Last Friday I was invited to attend a Yin Yang Yoga Class. I had been to Yin Yoga two or three times before and really enjoyed the stillness of the practice, so when Andrea (my colleague, and the yoga teacher who would be teaching the class) told me that she infuses the dynamism of Yang with the relaxed pace of Yin, my curiosity was piqued.
I arrived a comfortable 10 minutes before the start of class, to find that we had a full room that morning. It seems many people wanted to sample this yoga of contrasts. Our practice started with a call and response of mantras, as well as an introduction of what to expect in the class. Then Andrea brought us through the Yang part—vigorous bursts of movements and breath which we held for one or two minutes. Although the movements were simple (for example the shrugging of shoulders as a symbolism to let go of tension and worry), the repetition made the moves quite challenging. And yes, such repetition to an first timer would look silly—even stupid, but before any of us could even think that, Andrea beat us to it and said “I know you probably feel stupid doing this, but keep at it and let the experience move you.” Her comment made me laugh, and it broke the mold of what should or must be done. Instead it made me focus on simply doing.

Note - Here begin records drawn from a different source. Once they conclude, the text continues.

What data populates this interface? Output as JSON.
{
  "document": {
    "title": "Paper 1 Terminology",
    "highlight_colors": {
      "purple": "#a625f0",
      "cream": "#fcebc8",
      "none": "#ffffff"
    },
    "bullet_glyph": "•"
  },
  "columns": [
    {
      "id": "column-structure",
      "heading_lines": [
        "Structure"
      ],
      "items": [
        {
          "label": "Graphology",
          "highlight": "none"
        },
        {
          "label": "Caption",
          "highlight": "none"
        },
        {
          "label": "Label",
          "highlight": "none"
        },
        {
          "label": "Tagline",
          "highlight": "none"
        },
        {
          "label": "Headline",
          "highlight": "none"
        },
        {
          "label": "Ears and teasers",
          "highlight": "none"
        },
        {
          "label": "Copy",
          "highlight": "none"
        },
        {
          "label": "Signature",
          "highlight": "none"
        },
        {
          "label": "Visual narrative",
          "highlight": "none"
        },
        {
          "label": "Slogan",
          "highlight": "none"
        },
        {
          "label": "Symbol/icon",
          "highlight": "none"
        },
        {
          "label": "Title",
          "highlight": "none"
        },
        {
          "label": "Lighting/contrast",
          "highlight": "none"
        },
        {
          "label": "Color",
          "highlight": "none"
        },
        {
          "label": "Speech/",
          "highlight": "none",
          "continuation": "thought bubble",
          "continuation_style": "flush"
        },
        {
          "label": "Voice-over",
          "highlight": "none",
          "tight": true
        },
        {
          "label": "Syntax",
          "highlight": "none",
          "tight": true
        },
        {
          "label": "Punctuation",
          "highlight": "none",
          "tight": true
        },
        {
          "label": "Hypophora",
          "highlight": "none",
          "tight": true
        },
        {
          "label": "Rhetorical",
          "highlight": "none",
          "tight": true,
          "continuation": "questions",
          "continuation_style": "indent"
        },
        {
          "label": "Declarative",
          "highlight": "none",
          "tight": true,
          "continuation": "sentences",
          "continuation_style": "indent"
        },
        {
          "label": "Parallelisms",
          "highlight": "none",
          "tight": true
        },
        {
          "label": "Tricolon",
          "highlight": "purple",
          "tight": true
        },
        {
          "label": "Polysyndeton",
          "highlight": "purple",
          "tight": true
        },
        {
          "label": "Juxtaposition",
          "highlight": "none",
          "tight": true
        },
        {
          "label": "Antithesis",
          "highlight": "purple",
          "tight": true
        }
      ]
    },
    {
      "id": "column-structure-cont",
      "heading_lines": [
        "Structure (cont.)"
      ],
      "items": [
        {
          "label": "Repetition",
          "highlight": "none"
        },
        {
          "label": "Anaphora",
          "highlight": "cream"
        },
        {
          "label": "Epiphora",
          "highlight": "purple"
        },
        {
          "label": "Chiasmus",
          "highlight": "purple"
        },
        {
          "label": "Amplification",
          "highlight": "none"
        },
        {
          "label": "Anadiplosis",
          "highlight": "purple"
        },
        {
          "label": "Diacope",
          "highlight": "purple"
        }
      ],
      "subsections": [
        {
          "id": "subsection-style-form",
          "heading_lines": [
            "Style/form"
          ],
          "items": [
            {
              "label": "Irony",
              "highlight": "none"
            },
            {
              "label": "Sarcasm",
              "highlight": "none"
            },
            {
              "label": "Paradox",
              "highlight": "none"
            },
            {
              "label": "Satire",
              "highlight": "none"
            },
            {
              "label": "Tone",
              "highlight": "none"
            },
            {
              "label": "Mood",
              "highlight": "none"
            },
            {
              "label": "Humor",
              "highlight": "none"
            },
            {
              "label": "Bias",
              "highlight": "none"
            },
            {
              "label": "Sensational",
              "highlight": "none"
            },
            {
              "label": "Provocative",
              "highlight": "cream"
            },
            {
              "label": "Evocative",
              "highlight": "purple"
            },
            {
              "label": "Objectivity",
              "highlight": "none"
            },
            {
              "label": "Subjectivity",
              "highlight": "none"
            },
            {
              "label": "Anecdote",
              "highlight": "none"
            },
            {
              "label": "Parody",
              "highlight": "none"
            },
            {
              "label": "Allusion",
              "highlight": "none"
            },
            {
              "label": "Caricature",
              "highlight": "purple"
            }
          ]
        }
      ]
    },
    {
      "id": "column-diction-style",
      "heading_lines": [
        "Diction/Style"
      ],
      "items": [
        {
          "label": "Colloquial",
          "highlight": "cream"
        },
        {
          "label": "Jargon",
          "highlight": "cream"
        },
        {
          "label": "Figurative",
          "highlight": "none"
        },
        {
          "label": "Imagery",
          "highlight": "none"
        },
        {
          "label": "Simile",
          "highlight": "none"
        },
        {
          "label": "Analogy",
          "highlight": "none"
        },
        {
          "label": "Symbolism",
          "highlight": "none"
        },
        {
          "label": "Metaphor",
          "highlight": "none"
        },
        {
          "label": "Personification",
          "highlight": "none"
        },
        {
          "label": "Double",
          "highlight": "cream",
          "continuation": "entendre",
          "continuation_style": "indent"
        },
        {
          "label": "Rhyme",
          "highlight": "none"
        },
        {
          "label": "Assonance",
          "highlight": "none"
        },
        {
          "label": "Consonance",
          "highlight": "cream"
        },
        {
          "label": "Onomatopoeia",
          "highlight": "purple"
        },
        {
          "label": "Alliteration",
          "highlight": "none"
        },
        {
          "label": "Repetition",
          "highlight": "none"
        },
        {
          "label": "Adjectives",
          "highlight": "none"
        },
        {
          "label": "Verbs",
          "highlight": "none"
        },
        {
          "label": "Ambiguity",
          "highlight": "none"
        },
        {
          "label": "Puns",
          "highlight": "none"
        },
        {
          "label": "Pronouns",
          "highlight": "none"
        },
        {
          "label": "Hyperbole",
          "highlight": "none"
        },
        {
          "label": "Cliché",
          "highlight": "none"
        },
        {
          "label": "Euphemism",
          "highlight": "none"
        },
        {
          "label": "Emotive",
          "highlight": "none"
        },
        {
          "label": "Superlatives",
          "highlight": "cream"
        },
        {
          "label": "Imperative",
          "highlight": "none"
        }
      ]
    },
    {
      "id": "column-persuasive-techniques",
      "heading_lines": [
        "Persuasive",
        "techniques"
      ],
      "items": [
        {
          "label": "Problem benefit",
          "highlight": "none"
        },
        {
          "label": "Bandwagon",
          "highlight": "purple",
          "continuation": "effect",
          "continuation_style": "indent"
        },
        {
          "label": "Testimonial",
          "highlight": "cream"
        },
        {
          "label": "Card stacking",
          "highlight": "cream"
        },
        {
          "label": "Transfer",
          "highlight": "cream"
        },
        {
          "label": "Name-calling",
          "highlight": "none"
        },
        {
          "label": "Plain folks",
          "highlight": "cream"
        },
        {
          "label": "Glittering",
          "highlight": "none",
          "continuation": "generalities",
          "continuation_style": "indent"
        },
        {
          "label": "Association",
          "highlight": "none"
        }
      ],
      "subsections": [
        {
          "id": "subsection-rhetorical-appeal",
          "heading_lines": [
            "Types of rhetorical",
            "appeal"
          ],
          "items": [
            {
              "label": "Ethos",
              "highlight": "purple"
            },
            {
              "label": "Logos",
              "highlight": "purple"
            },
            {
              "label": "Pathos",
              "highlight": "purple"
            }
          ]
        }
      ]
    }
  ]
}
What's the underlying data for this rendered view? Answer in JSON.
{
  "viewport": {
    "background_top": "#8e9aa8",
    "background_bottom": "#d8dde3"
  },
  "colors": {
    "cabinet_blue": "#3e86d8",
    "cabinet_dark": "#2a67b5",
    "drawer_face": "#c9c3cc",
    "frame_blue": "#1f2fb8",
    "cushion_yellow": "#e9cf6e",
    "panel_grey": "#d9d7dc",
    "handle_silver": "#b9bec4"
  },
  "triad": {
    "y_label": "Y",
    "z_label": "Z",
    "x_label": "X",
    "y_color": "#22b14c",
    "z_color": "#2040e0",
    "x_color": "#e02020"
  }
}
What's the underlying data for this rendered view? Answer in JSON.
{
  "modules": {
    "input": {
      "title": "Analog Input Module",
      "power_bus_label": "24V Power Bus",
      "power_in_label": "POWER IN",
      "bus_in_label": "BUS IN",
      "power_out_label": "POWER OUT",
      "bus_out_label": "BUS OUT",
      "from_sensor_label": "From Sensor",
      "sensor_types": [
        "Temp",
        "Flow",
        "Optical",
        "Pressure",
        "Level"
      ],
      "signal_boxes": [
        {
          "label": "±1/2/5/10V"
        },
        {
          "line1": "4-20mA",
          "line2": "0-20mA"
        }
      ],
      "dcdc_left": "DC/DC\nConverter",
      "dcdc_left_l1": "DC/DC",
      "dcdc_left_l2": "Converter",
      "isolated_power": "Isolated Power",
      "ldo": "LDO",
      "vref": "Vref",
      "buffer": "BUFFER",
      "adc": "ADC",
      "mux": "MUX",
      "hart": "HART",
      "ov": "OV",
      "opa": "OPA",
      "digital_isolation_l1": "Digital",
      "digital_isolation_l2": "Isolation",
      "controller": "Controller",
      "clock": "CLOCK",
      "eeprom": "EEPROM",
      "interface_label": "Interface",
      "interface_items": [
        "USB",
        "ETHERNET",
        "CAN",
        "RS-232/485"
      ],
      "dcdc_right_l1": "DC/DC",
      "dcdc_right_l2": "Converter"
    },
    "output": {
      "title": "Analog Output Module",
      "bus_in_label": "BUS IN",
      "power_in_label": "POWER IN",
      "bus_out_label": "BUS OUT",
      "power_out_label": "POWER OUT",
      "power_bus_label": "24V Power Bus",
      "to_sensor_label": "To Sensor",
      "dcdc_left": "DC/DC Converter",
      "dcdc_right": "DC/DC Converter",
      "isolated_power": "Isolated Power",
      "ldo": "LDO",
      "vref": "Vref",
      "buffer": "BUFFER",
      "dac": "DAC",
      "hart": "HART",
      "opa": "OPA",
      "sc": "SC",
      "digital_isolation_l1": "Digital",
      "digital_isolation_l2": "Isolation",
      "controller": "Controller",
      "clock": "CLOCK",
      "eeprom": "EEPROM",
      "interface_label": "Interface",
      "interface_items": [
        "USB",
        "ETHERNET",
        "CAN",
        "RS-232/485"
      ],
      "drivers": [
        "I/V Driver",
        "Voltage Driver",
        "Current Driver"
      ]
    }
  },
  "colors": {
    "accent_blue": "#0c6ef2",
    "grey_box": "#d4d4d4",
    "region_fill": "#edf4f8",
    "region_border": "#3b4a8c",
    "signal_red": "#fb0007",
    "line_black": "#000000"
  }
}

The second half of the practice was devoted to Yin Yoga, where Andrea guided us very slowly into the poses, which we then held for much longer (about five minutes each pose). The previous quick and energetic movements made me appreciate the stillness and surrender of the next poses much, much more. Because we held the poses for much longer, there was so much more time to let go of tension and simply give in to gravity.
After class I felt light and totally at ease. I could see from the faces of the students that they too felt the same. I couldn’t have thought of a better way to start my weekend.
…you have to get creative.
The other day I was on my usual run when I realized I didn’t want to go through the same steady motions. The strong sunshine cast sharp shadows on the side walk, and so I decided to play a game. The rule: only run inside the tree shadows. My regular straight path turned into a maze, and my steady running pace transformed into quick sprints and occasional jumps as I bound from one tree silhouette to the next. Elderly people taking a stroll giggled in amusement as I strode past them. My heart rate rose, I broke into a sweat, and I turned a good run into a great one.